Use the following BMR Formula for gender to calculate your BMR:

  • Women: BMR = 655 + (4.35 x weight in pounds ) + ( 4.7 x height in inches ) - ( 4.7 x age in years )
  • Men: BMR = 66 + (6.23 x weight in pounds ) + ( 12.7 x height in inches ) - ( 6.8 x age in years )

After you have run through these simple calculations and come up with your BMR, we need to then calculate your AMR. This next exercise is going to tell us how many calories you are burning in a day without adding in your exercise burn. Simply the amount you burn throughout an average day of your life (sans exercise).

Identify which category you fall into:

  1. If you are chained to your desk and sedentary most of your day you are a 1.1. People who fall in this category would be receptionists, telemarketers, customer service reps.
  2. If you are mildly active over the course of your day you are a 1.2. People who fall in this category are housewives, retail sales people, basically folks who are on their feet throughout the day, but not exerting themselves as a part of their jobs (though the moms amongst you might argue with me on this one).
  3. If you are active and on your feet moving at a fast pace you are a 1.3. I fall into this category as most trainers would. So might a plumber or an electrician. This applies to those that are up, moving, exerting energy, but not working on a chain gang.
  4. If you are extremely physically active you are a 1.4. Construction workers, professional athletes, essentially anyone who is constantly exerting themselves throughout the course of their day would fit in this group.

Once you have identified which category you best fit, take that number and multiply it with your BMR. So, if my BMR is 1300, I would then multiply it by 1.3 and arrive at 1690. Now I’d know that if I eat around 1700 calories a day on the days I don’t work out, I won’t gain weight. Additionally, on the days I do workout I’ll be able to factor in that additional burn and ramp up my AMR even more. Let’s say I added an hour of training and I burned 500 calories during that hour, then my total AMR would be 2300.
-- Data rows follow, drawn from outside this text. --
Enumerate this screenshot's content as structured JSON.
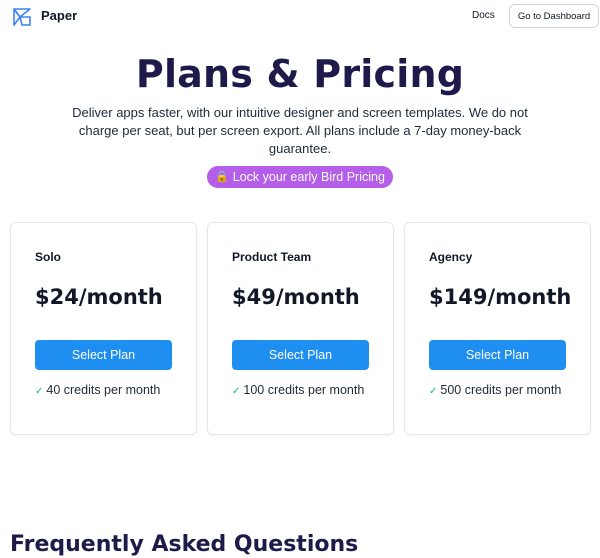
{
  "header": {
    "brand": "Paper",
    "logo_icon": "paper-logo-icon",
    "docs_label": "Docs",
    "dashboard_label": "Go to Dashboard"
  },
  "hero": {
    "title": "Plans & Pricing",
    "subtitle": "Deliver apps faster, with our intuitive designer and screen templates. We do not charge per seat, but per screen export. All plans include a 7-day money-back guarantee.",
    "pill_icon": "lock-icon",
    "pill_label": "Lock your early Bird Pricing"
  },
  "plans": [
    {
      "name": "Solo",
      "price": "$24/month",
      "button": "Select Plan",
      "feature": "40 credits per month"
    },
    {
      "name": "Product Team",
      "price": "$49/month",
      "button": "Select Plan",
      "feature": "100 credits per month"
    },
    {
      "name": "Agency",
      "price": "$149/month",
      "button": "Select Plan",
      "feature": "500 credits per month"
    }
  ],
  "faq": {
    "title": "Frequently Asked Questions"
  },
  "colors": {
    "title": "#1e1b4b",
    "accent_blue": "#1f8ef1",
    "pill_purple": "#b45eea",
    "check_green": "#10b981"
  }
}
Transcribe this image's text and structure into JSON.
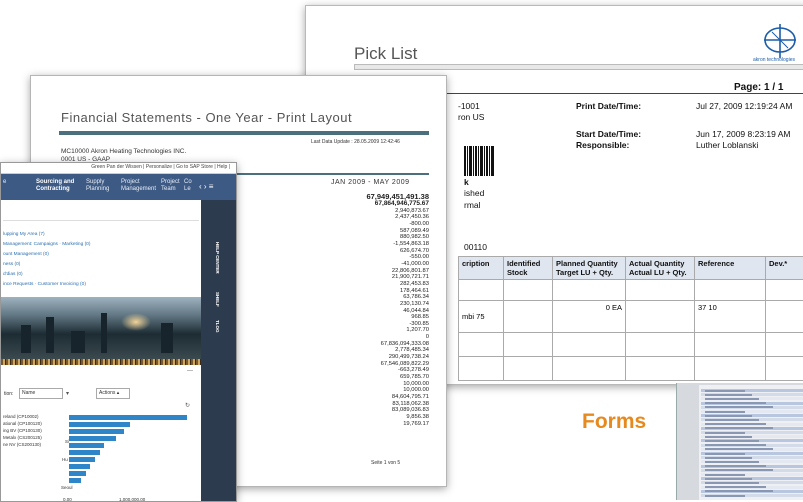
{
  "pick_list": {
    "title": "Pick List",
    "logo_text": "akron technologies",
    "page_label": "Page:",
    "page_value": "1 / 1",
    "fragments": {
      "id": "-1001",
      "location": "ron US",
      "k": "k",
      "status1": "ished",
      "status2": "rmal",
      "order": "00110"
    },
    "fields": [
      {
        "label": "Print Date/Time:",
        "value": "Jul 27, 2009 12:19:24 AM"
      },
      {
        "label": "Start Date/Time:",
        "value": "Jun 17, 2009 8:23:19 AM"
      },
      {
        "label": "Responsible:",
        "value": "Luther Loblanski"
      }
    ],
    "table": {
      "headers": [
        "cription",
        "Identified Stock",
        "Planned Quantity Target LU + Qty.",
        "Actual Quantity Actual LU + Qty.",
        "Reference",
        "Dev.*"
      ],
      "rows": [
        [
          "",
          "",
          "",
          "",
          "",
          ""
        ],
        [
          "mbi 75",
          "",
          "0 EA",
          "",
          "37 10",
          ""
        ],
        [
          "",
          "",
          "",
          "",
          "",
          ""
        ],
        [
          "",
          "",
          "",
          "",
          "",
          ""
        ]
      ]
    }
  },
  "financial": {
    "title": "Financial Statements - One Year - Print Layout",
    "last_update": "Last Data Update : 28.05.2009  12:42:46",
    "company": "MC10000 Akron Heating Technologies INC.",
    "company2": "0001 US - GAAP",
    "period": "JAN 2009 - MAY 2009",
    "values": [
      "67,949,451,491.38",
      "67,864,946,775.67",
      "2,940,873.67",
      "2,437,450.36",
      "-800.00",
      "587,089.49",
      "880,982.50",
      "-1,554,863.18",
      "626,674.70",
      "-550.00",
      "-41,000.00",
      "22,806,801.87",
      "21,900,721.71",
      "282,453.83",
      "178,464.61",
      "63,786.34",
      "230,130.74",
      "46,044.84",
      "968.85",
      "-300.85",
      "1,207.70",
      "0",
      "67,836,094,333.08",
      "2,778,485.34",
      "290,499,738.24",
      "67,546,089,822.29",
      "-663,278.49",
      "659,785.70",
      "10,000.00",
      "10,000.00",
      "84,604,795.71",
      "83,118,062.38",
      "83,089,036.83",
      "9,856.38",
      "19,769.17"
    ],
    "page": "Seite 1 von 5"
  },
  "app": {
    "top_links": "Green Pan der Wissen   |   Personalize   |   Go to SAP Store   |   Help   |",
    "nav": [
      {
        "label": "e",
        "active": false
      },
      {
        "label": "Sourcing and Contracting",
        "active": true
      },
      {
        "label": "Supply Planning",
        "active": false
      },
      {
        "label": "Project Management",
        "active": false
      },
      {
        "label": "Project Team",
        "active": false
      },
      {
        "label": "Co Le",
        "active": false
      }
    ],
    "nav_arrows": "‹ › ≡",
    "links": [
      "lupping My Area (7)",
      "Management: Campaigns · Marketing (0)",
      "ount Management (0)",
      "ness (0)",
      "d'dias (0)",
      "ince Requests · Customer Invoicing (0)"
    ],
    "side_tabs": [
      "HELP CENTER",
      "SHELF",
      "TLOG"
    ],
    "filter_label": "tion:",
    "filter_value": "Name",
    "actions_label": "Actions ▴",
    "bar_chart": [
      {
        "label": "reland (CP10002)",
        "value": 1.0
      },
      {
        "label": "ational (CP100120)",
        "value": 0.52
      },
      {
        "label": "ing BV (CP100130)",
        "value": 0.47
      },
      {
        "label": "Metalx (CS200125)",
        "value": 0.4
      },
      {
        "label": "ne NV (CS200130)",
        "value": 0.3
      },
      {
        "label": "",
        "value": 0.26
      },
      {
        "label": "",
        "value": 0.22
      },
      {
        "label": "",
        "value": 0.18
      },
      {
        "label": "",
        "value": 0.14
      },
      {
        "label": "",
        "value": 0.1
      }
    ],
    "small_labels": [
      "Si",
      "Hu",
      "Seoul"
    ],
    "axis_labels": [
      "0.00",
      "1,000,000.00"
    ]
  },
  "forms_label": "Forms"
}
With all the info I’ve just given you here, there is absolutely no way you won’t be able to figure out your personal magic number. Use the link above to calculate your weight loss goals (amount of weight and time frame you want to lose it in) and it will tell you how many calories you should be taking in daily. Or, use the AMR equation I have provided here. As long as you don’t eat over your AMR on a daily basis you won’t gain weight.